Checking kids' vitamin D status
The study, published in the Journal of the American Medical Association Pediatrics, used surveys, physical exams, and blood tests to find factors that affect vitamin D status. The researchers used data from 1,898 healthy children between one and five years old, such as answers to questions about their daily screen time, time spent outdoors, skin pigmentation, and milk and supplement intake. Their age, height, weight, and the season in which their vitamin D level was tested were recorded.
The lab test used to measure vitamin D status is called 25-hydroxyvitamin D.
A normal level is defined as 30 nanograms per milliliter (ng/ml) or higher, while
20 to 30 ng/ml is considered insufficient, and
a deficient level is lower than 20 ng/ml.
In this study, about 35% of the children had vitamin D insufficiency and 6% had deficiency.
Food and supplements make the difference
These factors appeared to affect vitamin D status:
Vitamin D supplements had the strongest effect on vitamin D status. Levels of 25-hydroxyvitamin D in children who took vitamin D were on average 3.4 ng per ml higher than in children who did not.
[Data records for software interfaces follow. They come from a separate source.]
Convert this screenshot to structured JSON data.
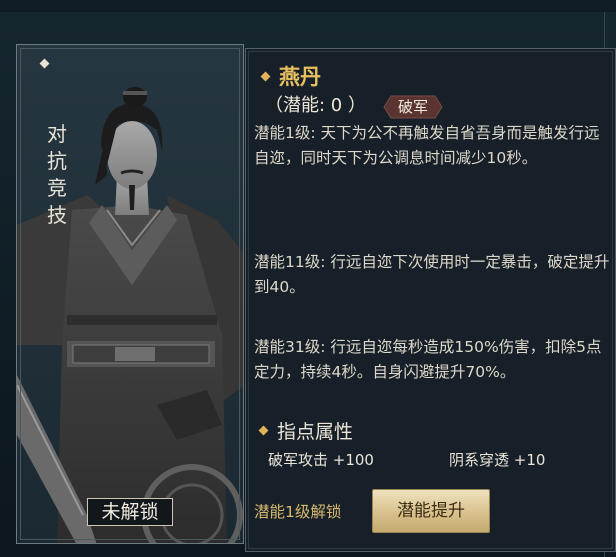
{
  "card": {
    "vertical_title": [
      "对",
      "抗",
      "竞",
      "技"
    ],
    "status_label": "未解锁"
  },
  "skill": {
    "name": "燕丹",
    "potential": "（潜能: 0 ）",
    "tag": "破军",
    "descriptions": [
      "潜能1级: 天下为公不再触发自省吾身而是触发行远自迩，同时天下为公调息时间减少10秒。",
      "潜能11级: 行远自迩下次使用时一定暴击，破定提升到40。",
      "潜能31级: 行远自迩每秒造成150%伤害，扣除5点定力，持续4秒。自身闪避提升70%。"
    ]
  },
  "attributes": {
    "title": "指点属性",
    "items": [
      "破军攻击 +100",
      "阴系穿透 +10"
    ]
  },
  "footer": {
    "unlock_hint": "潜能1级解锁",
    "upgrade_label": "潜能提升"
  },
  "colors": {
    "accent_gold": "#e8c060",
    "tag_bg": "#5a3430"
  }
}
Skin pigmentation had the second greatest effect. Having light skin was associated with an average 2.7 ng per ml higher 25-hydroxyvitamin D level.
The difference between having a high milk intake and a low milk intake was similar to the difference between measuring vitamin D in the summer versus the winter, each accounting for a 1.6 ng per ml variation in 25-hydroxyvitamin D.
Differences in vitamin D status among children with similar skin color in the same season was almost completely explained by differences in their use of vitamin D supplements and milk intake. Screen time and time spent outside had very small effects on vitamin D status.
The importance of vitamin D for children
Vitamin D deficiency in young children has long been known to cause problems with bone development, but more recently scientists have begun to link chronic vitamin D insufficiency with other childhood health problems like allergies and asthma. In addition, poor vitamin D status during childhood might increase the risks of heart disease and certain cancers in adulthood.
Recognizing vitamin D's important role in childhood and lifelong health, the study's authors said, "Vitamin D supplementation and sensible cow's milk intake represent excellent targets for increasing 25-hydroxyvitamin D level[s] in young children." The American Academy of Pediatric recommends 400 IU of vitamin D per day for infants and children.
(JAMA Pediatr 2013; doi: 10.1001/2013.jamapediatrics.226.)